In retrospect, the failure of the Russiagate conspiracy theory accelerated the spy service’s takeover of social media. Though no one is likely to be held accountable anytime soon, or ever, it was enough that the details of the operation were exposed by Patel and Nunes. In response, the spy agencies moved much of their operations out of the federal government and into the private sector, where even if congressional investigators found it, there wasn’t much they could do.
Unfortunately, two of the institutions that have to be on board in order to rein in the intelligence agencies are missing in action on this issue: the Democratic Party, and the mainstream media.
Interviewed by, Martin Gurri says,
it’s inconceivable that those things could have occurred at the CIA where I worked. It would have been way beyond the conceptual horizon of everyone, including the Director.
I come from Cuba. When did it happen that protecting democracy entails Chinese methods of handling information? What happens in China is what happens here. Somewhere a party hack comes to you and says, “That’s not the word to use,” or “The party doesn’t want that opinion.” And Twitter became an instrument of control for the state and the party in power.
…That FBI statement was unbelievable. They said, “We do this all the time to protect customers and companies.” When did that tradition begin? When did law enforcement engage with the private sector in that way? I didn’t know about this. Nobody knew about this. What’s this “protection” thing? If the public’s being protected then why is the information not being made public?
Most of the interview is behind a paywall. It’s tempting to fork over the 12 bucks just for this one episode.
Kevin Corcoran begins a series of posts on the late Jeffrey Friedman’s Power Without Knowledge.
His goal is not to raise an external critique of technocracy, as a libertarian might by arguing the project is illegitimate due to normative beliefs about the proper scope of government. Instead, he raises an internal critique – is technocracy workable according to its own purpose, as defined above? If a technocracy can’t reliably achieve the intended aims, or if those aims can be achieved by lower cost means, then technocracy would be internally illegitimate by its own standards.
In his second post, Corcoran writes,
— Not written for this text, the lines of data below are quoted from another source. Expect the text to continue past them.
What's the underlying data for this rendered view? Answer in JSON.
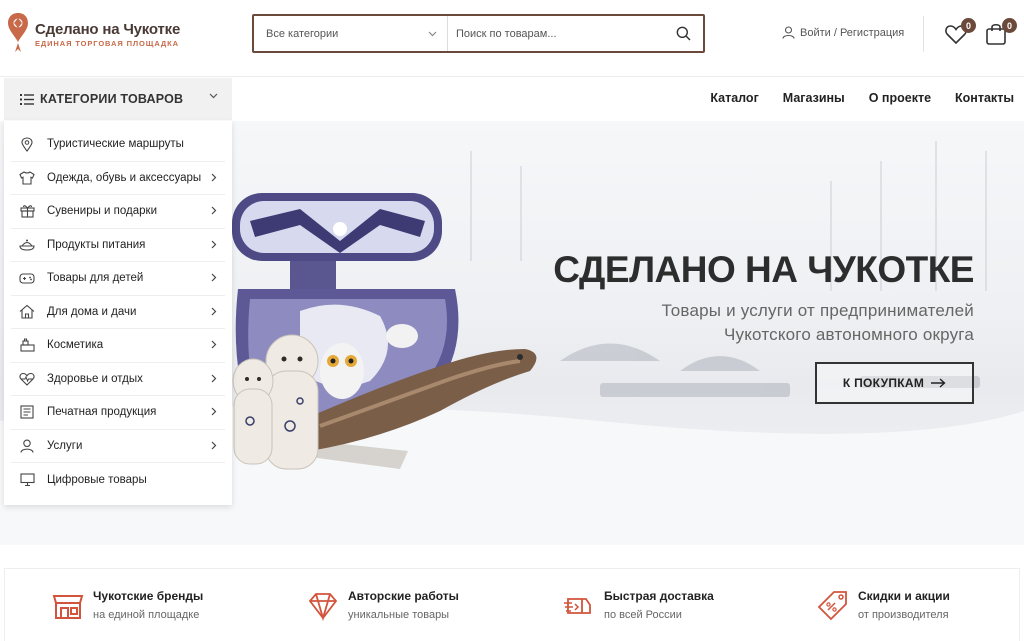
{
  "brand": {
    "title": "Сделано на Чукотке",
    "subtitle": "Единая торговая площадка",
    "accent": "#c86a4a",
    "dark": "#6b4a3c"
  },
  "search": {
    "category_label": "Все категории",
    "placeholder": "Поиск по товарам..."
  },
  "header": {
    "login_label": "Войти / Регистрация",
    "wishlist_count": "0",
    "cart_count": "0"
  },
  "category_toggle": {
    "label": "КАТЕГОРИИ ТОВАРОВ"
  },
  "nav": [
    {
      "label": "Каталог"
    },
    {
      "label": "Магазины"
    },
    {
      "label": "О проекте"
    },
    {
      "label": "Контакты"
    }
  ],
  "categories": [
    {
      "label": "Туристические маршруты",
      "icon": "map-pin-icon",
      "has_sub": false
    },
    {
      "label": "Одежда, обувь и аксессуары",
      "icon": "shirt-icon",
      "has_sub": true
    },
    {
      "label": "Сувениры и подарки",
      "icon": "gift-icon",
      "has_sub": true
    },
    {
      "label": "Продукты питания",
      "icon": "food-icon",
      "has_sub": true
    },
    {
      "label": "Товары для детей",
      "icon": "gamepad-icon",
      "has_sub": true
    },
    {
      "label": "Для дома и дачи",
      "icon": "home-icon",
      "has_sub": true
    },
    {
      "label": "Косметика",
      "icon": "cosmetics-icon",
      "has_sub": true
    },
    {
      "label": "Здоровье и отдых",
      "icon": "heart-pulse-icon",
      "has_sub": true
    },
    {
      "label": "Печатная продукция",
      "icon": "newspaper-icon",
      "has_sub": true
    },
    {
      "label": "Услуги",
      "icon": "user-icon",
      "has_sub": true
    },
    {
      "label": "Цифровые товары",
      "icon": "monitor-icon",
      "has_sub": false
    }
  ],
  "hero": {
    "title": "СДЕЛАНО НА ЧУКОТКЕ",
    "subtitle_line1": "Товары и услуги от предпринимателей",
    "subtitle_line2": "Чукотского автономного округа",
    "button_label": "К ПОКУПКАМ"
  },
  "features": [
    {
      "title": "Чукотские бренды",
      "subtitle": "на единой площадке",
      "icon": "shop-icon"
    },
    {
      "title": "Авторские работы",
      "subtitle": "уникальные товары",
      "icon": "diamond-icon"
    },
    {
      "title": "Быстрая доставка",
      "subtitle": "по всей России",
      "icon": "delivery-icon"
    },
    {
      "title": "Скидки и акции",
      "subtitle": "от производителя",
      "icon": "discount-tag-icon"
    }
  ]
}
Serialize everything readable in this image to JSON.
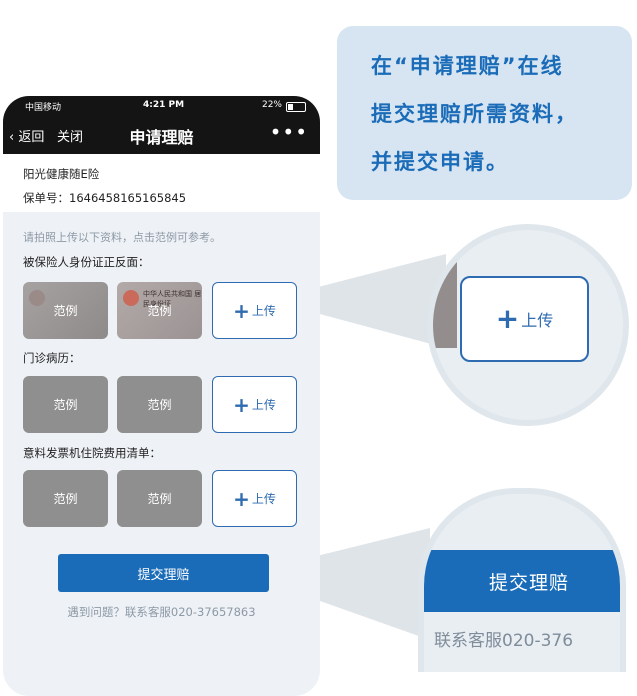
{
  "statusbar": {
    "carrier": "中国移动",
    "time": "4:21 PM",
    "battery": "22%"
  },
  "navbar": {
    "back_label": "返回",
    "close_label": "关闭",
    "title": "申请理赔",
    "more_label": "•••"
  },
  "policy": {
    "name": "阳光健康随E险",
    "number_label": "保单号：1646458165165845"
  },
  "hint": "请拍照上传以下资料，点击范例可参考。",
  "sections": [
    {
      "title": "被保险人身份证正反面：",
      "samples": [
        "范例",
        "范例"
      ],
      "upload_label": "上传"
    },
    {
      "title": "门诊病历：",
      "samples": [
        "范例",
        "范例"
      ],
      "upload_label": "上传"
    },
    {
      "title": "意料发票机住院费用清单：",
      "samples": [
        "范例",
        "范例"
      ],
      "upload_label": "上传"
    }
  ],
  "id_card_text": "中华人民共和国 居民身份证",
  "submit_label": "提交理赔",
  "help_text": "遇到问题？联系客服020-37657863",
  "callout": {
    "lines": [
      "在“申请理赔”在线",
      "提交理赔所需资料，",
      "并提交申请。"
    ]
  },
  "magnifier_upload_label": "上传",
  "magnifier_submit_label": "提交理赔",
  "magnifier_help_text": "联系客服020-376",
  "colors": {
    "accent": "#1a6bb8",
    "navbar": "#141414",
    "callout_bg": "#d7e5f2"
  }
}
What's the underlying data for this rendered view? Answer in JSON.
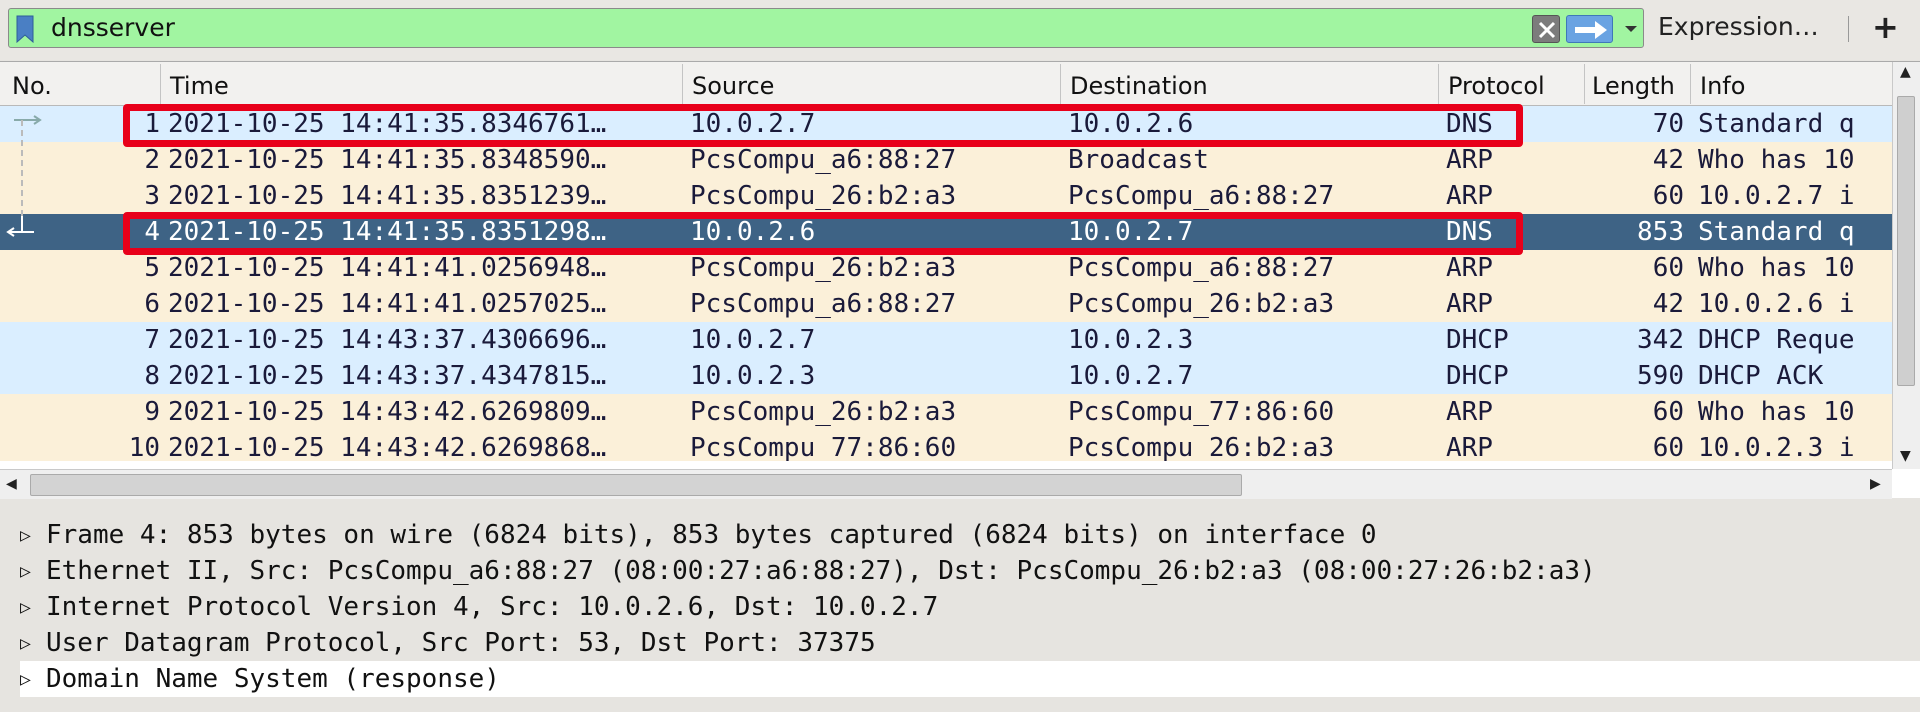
{
  "filter": {
    "value": "dnsserver",
    "expression_label": "Expression…",
    "add_label": "+"
  },
  "columns": {
    "no": "No.",
    "time": "Time",
    "source": "Source",
    "destination": "Destination",
    "protocol": "Protocol",
    "length": "Length",
    "info": "Info"
  },
  "packets": [
    {
      "no": "1",
      "time": "2021-10-25 14:41:35.8346761…",
      "source": "10.0.2.7",
      "destination": "10.0.2.6",
      "protocol": "DNS",
      "length": "70",
      "info": "Standard q"
    },
    {
      "no": "2",
      "time": "2021-10-25 14:41:35.8348590…",
      "source": "PcsCompu_a6:88:27",
      "destination": "Broadcast",
      "protocol": "ARP",
      "length": "42",
      "info": "Who has 10"
    },
    {
      "no": "3",
      "time": "2021-10-25 14:41:35.8351239…",
      "source": "PcsCompu_26:b2:a3",
      "destination": "PcsCompu_a6:88:27",
      "protocol": "ARP",
      "length": "60",
      "info": "10.0.2.7 i"
    },
    {
      "no": "4",
      "time": "2021-10-25 14:41:35.8351298…",
      "source": "10.0.2.6",
      "destination": "10.0.2.7",
      "protocol": "DNS",
      "length": "853",
      "info": "Standard q"
    },
    {
      "no": "5",
      "time": "2021-10-25 14:41:41.0256948…",
      "source": "PcsCompu_26:b2:a3",
      "destination": "PcsCompu_a6:88:27",
      "protocol": "ARP",
      "length": "60",
      "info": "Who has 10"
    },
    {
      "no": "6",
      "time": "2021-10-25 14:41:41.0257025…",
      "source": "PcsCompu_a6:88:27",
      "destination": "PcsCompu_26:b2:a3",
      "protocol": "ARP",
      "length": "42",
      "info": "10.0.2.6 i"
    },
    {
      "no": "7",
      "time": "2021-10-25 14:43:37.4306696…",
      "source": "10.0.2.7",
      "destination": "10.0.2.3",
      "protocol": "DHCP",
      "length": "342",
      "info": "DHCP Reque"
    },
    {
      "no": "8",
      "time": "2021-10-25 14:43:37.4347815…",
      "source": "10.0.2.3",
      "destination": "10.0.2.7",
      "protocol": "DHCP",
      "length": "590",
      "info": "DHCP ACK"
    },
    {
      "no": "9",
      "time": "2021-10-25 14:43:42.6269809…",
      "source": "PcsCompu_26:b2:a3",
      "destination": "PcsCompu_77:86:60",
      "protocol": "ARP",
      "length": "60",
      "info": "Who has 10"
    },
    {
      "no": "10",
      "time": "2021-10-25 14:43:42.6269868…",
      "source": "PcsCompu_77:86:60",
      "destination": "PcsCompu_26:b2:a3",
      "protocol": "ARP",
      "length": "60",
      "info": "10.0.2.3 i"
    }
  ],
  "selected_packet": "4",
  "highlighted_packets": [
    "1",
    "4"
  ],
  "details": [
    "Frame 4: 853 bytes on wire (6824 bits), 853 bytes captured (6824 bits) on interface 0",
    "Ethernet II, Src: PcsCompu_a6:88:27 (08:00:27:a6:88:27), Dst: PcsCompu_26:b2:a3 (08:00:27:26:b2:a3)",
    "Internet Protocol Version 4, Src: 10.0.2.6, Dst: 10.0.2.7",
    "User Datagram Protocol, Src Port: 53, Dst Port: 37375",
    "Domain Name System (response)"
  ],
  "colors": {
    "filter_valid": "#a1f5a1",
    "row_dns": "#daeeff",
    "row_arp": "#fbf0d9",
    "row_selected": "#3e6385",
    "highlight": "#e8001a"
  }
}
Recall the four types of knowledge necessary for a successful technocracy – knowledge about the existence and severity of social problems, knowledge of the underlying causes of those problems, knowledge about how to alleviate those causes effectively, and knowledge that the costs (including all unintended and unanticipated costs) of such alleviation will not exceed the benefits. Friedman defines social problems as “epistemically complex” when they “lack self-evident solutions.” For problems that are both epistemically complex and society-wide, possessing all four types of knowledge accurately and simultaneously seems at best staggering, and at worst insurmountable. To the naïve realist, however, “common sense” is all that’s needed to establish all four types of knowledge.
Naive realism is the outlook that what you believe is true, i.e. “real.” Naive realists
are blind to the possibility that some or all the necessary knowledge may be counterintuitive. Naive realism is particularly ill-equipped to deal with counterintuitive policy outcomes, or the possibility that policies might backfire in unexpected ways
I look forward to his subsequent posts.
The regulatory state has a massive and problematic interaction with the private sector through what is termed 'guidance.' Just like the fiction in the military about certain black marks not being 'punishments' (and thus not invoking due process) even though they get reported in performance evaluations and promotion boards, the regulatory agencies rely on all sorts of communications to instruct and direct, but skirt the law. As for 'violations' of the 'terms of service' - law enforcement should not be involved in what should be at most a contract violation, theoretically addressed in civil court.
Hello Mr. Kling! I love this blog; I've been following you since like 2008 in various places. I think you do a fantastic job maintaining your ability to consider everyone's perspective with a level head, despite having some strong viewpoints of your own. It's very uncommon and very appreciated. Just wanted to let you know that I'm out here reading and enjoying your content. Thanks again!